I want you to imagine the most stereotypical hipster you can. Don’t hold back, you don’t get a lot of chances to be so judgemental, so go wild.
You should now have an image of a frail lumberjack looking fellow who will not purchase anything that does not have the word “artisanal” written on it and insists that we “get back to our roots” and “stop supporting the ‘agenda'” while he buys another Apple product on his iPhone 6s® 64GB Rose Gold™.
Now imagine said hipster was in his favourite fair-trade coffee house one day, surfing the free WiFi on his MacBook Pro 2016 Edition© when he stumbles onto the exciting Warcraft universe. Titillated by the extensive lore and the bold fashion choices, he burns through an entire half-afternoon researching his new muse.
He then spends the following morning, before yoga and just after his juice cleanse, writing a screenplay for a new movie simply titled “Warcraft”. Then, amazingly, this script gets green-lit by a Hollywood producer and he’s free to hire an entire gaggle of (admittedly talented) CGI creators and a ton of character actors.
And, well… I think you should thank me because I just saved you the admission cost to see Warcraft in theatres.
That hipster, however, is a trio of writers in real life. While I still can’t wrap my head around the fact that the mess of the story on offer here needed three writers, I really expected more from director and screenplay writer Duncan Jones. The last movie of his I saw was Source Code, a flawed sci-fi Groundhog Day-esque romp that was extremely enjoyable.
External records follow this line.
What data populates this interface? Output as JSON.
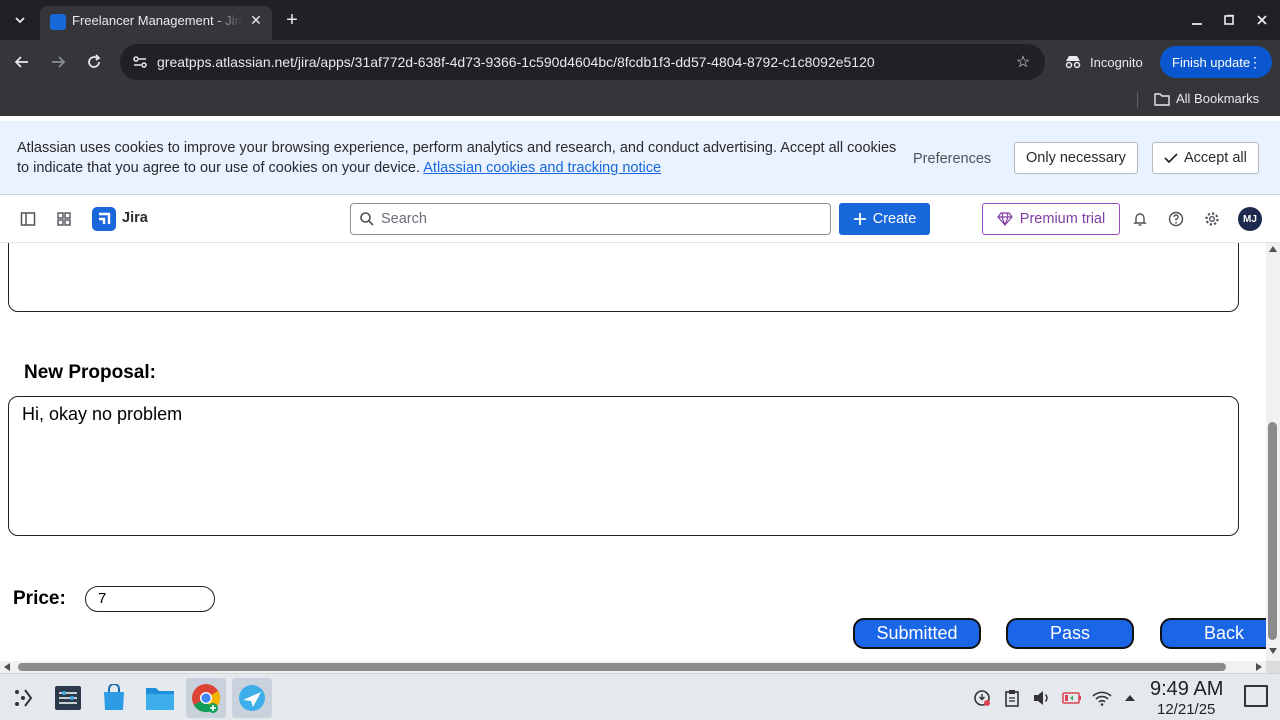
{
  "browser": {
    "tab_title": "Freelancer Management - Jira",
    "tab_close": "✕",
    "new_tab": "+",
    "url": "greatpps.atlassian.net/jira/apps/31af772d-638f-4d73-9366-1c590d4604bc/8fcdb1f3-dd57-4804-8792-c1c8092e5120",
    "incognito_label": "Incognito",
    "finish_update_label": "Finish update",
    "all_bookmarks_label": "All Bookmarks"
  },
  "cookie_banner": {
    "text": "Atlassian uses cookies to improve your browsing experience, perform analytics and research, and conduct advertising. Accept all cookies to indicate that you agree to our use of cookies on your device.",
    "link_text": "Atlassian cookies and tracking notice",
    "preferences_label": "Preferences",
    "only_necessary_label": "Only necessary",
    "accept_all_label": "Accept all"
  },
  "jira_header": {
    "product_name": "Jira",
    "search_placeholder": "Search",
    "create_label": "Create",
    "premium_label": "Premium trial",
    "avatar_initials": "MJ"
  },
  "form": {
    "proposal_label": "New Proposal:",
    "proposal_text": "Hi, okay no problem",
    "price_label": "Price:",
    "price_value": "7",
    "buttons": {
      "submitted": "Submitted",
      "pass": "Pass",
      "back": "Back"
    }
  },
  "taskbar": {
    "time": "9:49 AM",
    "date": "12/21/25"
  },
  "colors": {
    "brand_blue": "#1868db",
    "action_button_blue": "#1b66e6",
    "premium_purple": "#803fa5",
    "cookie_banner_bg": "#e9f2fe"
  }
}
I have no idea if Jones or the other other screenplay writer, Charles Leavitt, sat down to play any of the original Warcraft games, or even World of Warcraft. While they have the names the character designs down, their examination of the world’s lore doesn’t feel that deep. This is all the more surprising as Chris Metzen, a long-time Blizzard employee and the man in charge of the entire world’s lore as well as its characters, was in charge of the movie’s story.
The cast suffers from a lack of heft. While I fully support giving smaller names the chance to shine, this movie desperately needed some heavy hitters in the acting department make the main characters feel more layered and less like shallow archetypes.
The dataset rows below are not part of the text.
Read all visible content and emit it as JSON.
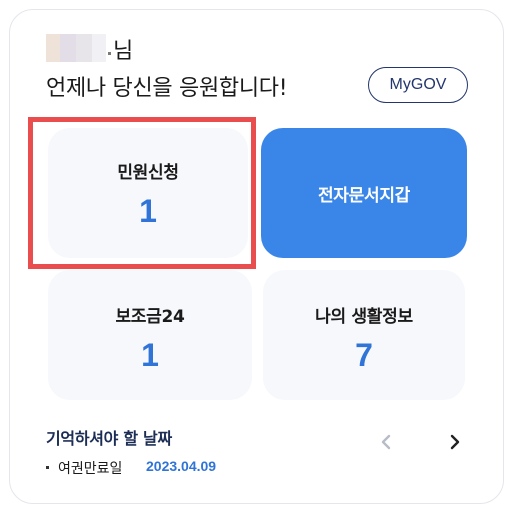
{
  "header": {
    "honorific": "님",
    "greeting": "언제나 당신을 응원합니다!",
    "mygov_label": "MyGOV"
  },
  "tiles": {
    "civil_petition": {
      "label": "민원신청",
      "count": "1"
    },
    "digital_wallet": {
      "label": "전자문서지갑"
    },
    "subsidy": {
      "label": "보조금24",
      "count": "1"
    },
    "life_info": {
      "label": "나의 생활정보",
      "count": "7"
    }
  },
  "reminders": {
    "title": "기억하셔야 할 날짜",
    "items": [
      {
        "label": "여권만료일",
        "date": "2023.04.09"
      }
    ]
  },
  "colors": {
    "accent_blue": "#2f74d6",
    "wallet_tile": "#3a86e8",
    "highlight_red": "#ea4d4d",
    "navy": "#23366d",
    "tile_bg": "#f6f8fc"
  },
  "icons": {
    "prev": "chevron-left-icon",
    "next": "chevron-right-icon"
  }
}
Instead we get discount Tom Hardy, Travis Fimmel as Anduin Lothar, the representative for the humans in the movie. The script pulls every trick in the book to try and make this character likeable but it’s never enough. Joining him as the other important human is Ben Schnetzer as the young wizard Khadgar. Young is the operative word here, as his performance feels like the mage’s apprentice stole his book of spells and then decided to kick around the countryside performing card tricks.
As non-humans are Paula Patton and Toby Kebbell. Patton is a “non-human” in the movie in the same way Gamora is in Guardians of the Galaxy, i.e.: she’s just painted green. I’m still baffled as to her inclusion as a character in the story. Looking back now, very little in the movie would have changed if she had been omitted
Kebbell as the orc Durotan is the best of the lot, mainly due to the fact that he manages to make his character – a CGI mound of muscle and teeth – not only more interesting than the orcs he commands, but rather sympathetic.
Looking past the characters and story, the Warcraft aesthetic is actually pulled off excellently. While the Warcraft game I played was the third in the series – and I played it in my childhood – the film contains character models and locales that gave me a pleasing hit of nostalgia. Those still entrenched in the series will be pleased by it too. At one point, when a character pops up (whom I shall not name) its design alone was enough to illicit an audible squeal from me, so I must give them props for that.
I saw this movie in an IMAX theatre, which admittedly made the soundtrack ear-splittingly impressive. The opening scene wouldn’t have been anywhere near as impressive without a booming crowd of orcs chanting “For The Horde!”.
Warcraft, though, is still a mess of a movie; its sole saving grace is CGI and design, which ironically are assets that may put off any viewers who’ve never set foot on Azeroth.
If Blizzard intended this movie to breathe new life into the franchise and attract people to World of Warcraft, they failed. If they intended to make a movie for the fans, they missed the mark by writing legendary characters poorly. You’re probably better off not seeing this as a fan, and picking it up in a bargain bin in (I’m guessing) less than a year.
Verdict A glorified CGI-fest that happens to also have “Warcraft” written on it 30%[Image – Adapted from Reddit]